We also have battles when she doesn't want to do something. There have been times she has told me she won't do something I ask her to do. She tells me no (with a foot stomp and all). She will scream at me, I will ask her to go to her room to settle down a little, she still stomp off screaming at me.
We belong to a homeschool co-op, and the kids do short presentations each week. The mom who leads the presentations will choose the order the kids will go in. She likes to go last. We have had weeks were she is not able to go last. She has refused to do her presentation and will sit and cry because she did not get her way.
I had been checking her work with every subject and checking off when it was done. We had a week last year where we found out she was lying to me about getting her work done, so before she could be done with the subject I checked it. I had a day last week, where I got behind checking work. I had sick twins and I was sick. She was telling me work was finished when it wasn't, so I told her I needed to check everything again before she could move on. She lost it. I asked her for her assignment sheet, and she wouldn't give it to me. I honestly don't remember how that one resolved, I did her her assignment sheet, and she has been bringing it to me again.
She is a perfectionist, just like me, so I get it. (I ended up in out patient treatment for an eating disorder about 15 years ago. I know what it is like to be hard on yourself.). Her emotions are all over the place. There is really no middle ground. If she's happy, she's over the top happy. When she's mad or upset, everyone needs to stay out of her way.

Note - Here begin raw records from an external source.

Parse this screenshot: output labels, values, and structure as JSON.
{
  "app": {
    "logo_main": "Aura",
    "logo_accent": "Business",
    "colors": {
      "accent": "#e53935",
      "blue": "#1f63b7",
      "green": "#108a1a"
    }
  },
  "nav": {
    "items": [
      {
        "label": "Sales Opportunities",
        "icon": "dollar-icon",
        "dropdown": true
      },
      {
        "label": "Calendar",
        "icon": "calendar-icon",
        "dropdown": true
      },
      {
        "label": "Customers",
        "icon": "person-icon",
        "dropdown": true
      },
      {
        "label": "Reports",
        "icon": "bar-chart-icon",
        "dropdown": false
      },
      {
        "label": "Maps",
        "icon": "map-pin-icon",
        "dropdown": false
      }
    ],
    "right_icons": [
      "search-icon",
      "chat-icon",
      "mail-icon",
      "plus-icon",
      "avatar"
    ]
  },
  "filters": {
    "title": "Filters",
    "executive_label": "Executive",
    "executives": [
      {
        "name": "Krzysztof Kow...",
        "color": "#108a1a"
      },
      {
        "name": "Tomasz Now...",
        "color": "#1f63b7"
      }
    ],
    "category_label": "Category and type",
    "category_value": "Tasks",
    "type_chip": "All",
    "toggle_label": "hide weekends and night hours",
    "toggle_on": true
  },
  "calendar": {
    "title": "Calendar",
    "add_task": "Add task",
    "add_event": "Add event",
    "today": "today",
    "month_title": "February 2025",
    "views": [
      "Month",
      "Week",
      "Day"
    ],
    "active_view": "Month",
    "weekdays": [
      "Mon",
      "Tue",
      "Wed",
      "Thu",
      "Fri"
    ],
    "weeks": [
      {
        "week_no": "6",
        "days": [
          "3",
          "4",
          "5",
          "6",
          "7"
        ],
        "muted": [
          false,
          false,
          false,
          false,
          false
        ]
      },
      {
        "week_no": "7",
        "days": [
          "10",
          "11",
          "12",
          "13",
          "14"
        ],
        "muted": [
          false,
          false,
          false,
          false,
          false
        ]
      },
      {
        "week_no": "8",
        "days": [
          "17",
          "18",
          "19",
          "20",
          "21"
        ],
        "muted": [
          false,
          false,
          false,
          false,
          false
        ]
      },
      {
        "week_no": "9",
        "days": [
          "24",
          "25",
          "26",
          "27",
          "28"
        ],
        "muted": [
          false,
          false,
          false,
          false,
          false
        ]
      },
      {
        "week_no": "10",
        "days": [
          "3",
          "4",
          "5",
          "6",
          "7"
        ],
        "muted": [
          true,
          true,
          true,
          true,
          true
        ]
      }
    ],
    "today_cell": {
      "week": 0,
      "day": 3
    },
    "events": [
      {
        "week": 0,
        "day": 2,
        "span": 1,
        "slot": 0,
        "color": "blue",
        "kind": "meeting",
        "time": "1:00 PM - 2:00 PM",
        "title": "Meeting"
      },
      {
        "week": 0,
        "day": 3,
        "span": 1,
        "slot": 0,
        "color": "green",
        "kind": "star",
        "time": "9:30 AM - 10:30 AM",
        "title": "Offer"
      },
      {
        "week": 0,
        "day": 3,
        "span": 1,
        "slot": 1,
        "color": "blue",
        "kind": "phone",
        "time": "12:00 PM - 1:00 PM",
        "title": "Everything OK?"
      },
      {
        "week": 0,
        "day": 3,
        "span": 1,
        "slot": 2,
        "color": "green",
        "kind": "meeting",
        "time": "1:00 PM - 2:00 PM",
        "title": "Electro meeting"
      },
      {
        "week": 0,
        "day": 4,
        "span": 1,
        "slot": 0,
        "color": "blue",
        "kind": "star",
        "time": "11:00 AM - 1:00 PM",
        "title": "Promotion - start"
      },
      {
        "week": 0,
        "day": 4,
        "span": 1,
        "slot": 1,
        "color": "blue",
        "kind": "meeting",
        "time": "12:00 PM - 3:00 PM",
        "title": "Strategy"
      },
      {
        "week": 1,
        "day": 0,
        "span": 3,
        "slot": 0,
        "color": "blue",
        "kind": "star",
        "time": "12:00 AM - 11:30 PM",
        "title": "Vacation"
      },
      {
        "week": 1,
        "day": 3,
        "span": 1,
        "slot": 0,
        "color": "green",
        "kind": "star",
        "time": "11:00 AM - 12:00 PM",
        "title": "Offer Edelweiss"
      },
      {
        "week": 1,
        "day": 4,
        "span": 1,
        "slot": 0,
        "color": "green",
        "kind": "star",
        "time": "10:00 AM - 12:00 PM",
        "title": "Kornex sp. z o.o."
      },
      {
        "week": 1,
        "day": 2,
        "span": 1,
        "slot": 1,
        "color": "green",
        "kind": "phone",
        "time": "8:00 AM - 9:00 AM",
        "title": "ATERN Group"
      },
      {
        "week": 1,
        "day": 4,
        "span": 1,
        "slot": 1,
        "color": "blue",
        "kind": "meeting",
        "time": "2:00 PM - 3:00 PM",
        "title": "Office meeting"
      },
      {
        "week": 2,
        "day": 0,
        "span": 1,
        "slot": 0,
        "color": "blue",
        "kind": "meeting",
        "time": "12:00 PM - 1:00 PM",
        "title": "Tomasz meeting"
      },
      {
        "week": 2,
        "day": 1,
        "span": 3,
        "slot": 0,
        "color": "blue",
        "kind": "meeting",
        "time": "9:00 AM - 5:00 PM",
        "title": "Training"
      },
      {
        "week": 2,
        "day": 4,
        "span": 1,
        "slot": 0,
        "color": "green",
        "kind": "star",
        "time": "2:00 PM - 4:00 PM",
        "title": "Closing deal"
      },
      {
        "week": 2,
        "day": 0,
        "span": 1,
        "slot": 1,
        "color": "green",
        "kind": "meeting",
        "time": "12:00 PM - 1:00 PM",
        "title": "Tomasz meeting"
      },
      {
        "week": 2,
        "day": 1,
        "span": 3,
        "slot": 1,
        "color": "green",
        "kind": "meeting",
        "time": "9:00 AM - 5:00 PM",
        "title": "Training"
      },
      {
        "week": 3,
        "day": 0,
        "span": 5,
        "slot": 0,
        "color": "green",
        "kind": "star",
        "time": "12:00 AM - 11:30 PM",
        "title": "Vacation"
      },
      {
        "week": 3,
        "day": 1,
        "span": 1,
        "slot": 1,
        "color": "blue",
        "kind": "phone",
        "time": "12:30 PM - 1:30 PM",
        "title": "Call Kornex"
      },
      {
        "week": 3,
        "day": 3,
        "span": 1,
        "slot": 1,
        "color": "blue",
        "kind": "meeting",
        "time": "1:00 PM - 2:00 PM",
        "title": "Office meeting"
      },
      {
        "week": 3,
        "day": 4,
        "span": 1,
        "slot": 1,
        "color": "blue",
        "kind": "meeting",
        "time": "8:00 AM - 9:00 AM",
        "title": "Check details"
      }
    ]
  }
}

Life outside of schoolwork is pretty similar. She melts down when she thinks she can't do something, or something doesn't go her way. She screams or has temper tantrums if she doesn't want to do something. She will joke around with her siblings and say silly things to them, but if they say the same thing to her, she gets upset. The two older girls were sitting in the couch watching a video for history. Their brother sat next to them watching. He was actually sitting still not bothering anyone. (I was a bit amazed as I watched him.). DD for some reason had slid over in the couch unintentionally, but was now touching her brother. She got upset because he was bothering her. I asked her to move over back to where she was. She insisted she had not moved and he was the one who had moved because he wanted to bother her. I tried to explain that even though she didn't think she had moved and had not purposely moved, I needed her to slide over a little to make room for her brother. She refused to move. I gave her the option of moving over, or leaving the couch and finishing the video later on her own. She then moved over about an inch. I asked her to move again and told her this was the final chance. She did finally move, but with a big jump up and over and a loud "fine."
I coach my oldest daughters basketball team. The other three kids come to practice. They bring school work, toys, coloring books etc. The other day she came running on the court during practice screaming because her bother had hit her. She was mad and in tears. She and her brother have similar personalities, so the butt heads a lot. She will completely loose it if her brother does something to upset her, whether it was intentional, accidental, or she just perceives it.
I hope that all makes sense. I know I have made mistakes and have not been patient with her when I should have been. I have not handled situations right because I have been frustrated both with her and with myself for not knowing how to help. I'm sure there are times she has sensed that. I really feel clueless a lot, and am not sure what to do.
You probably were not looking for a huge reply like that. I do appreciate all of the suggestions and support.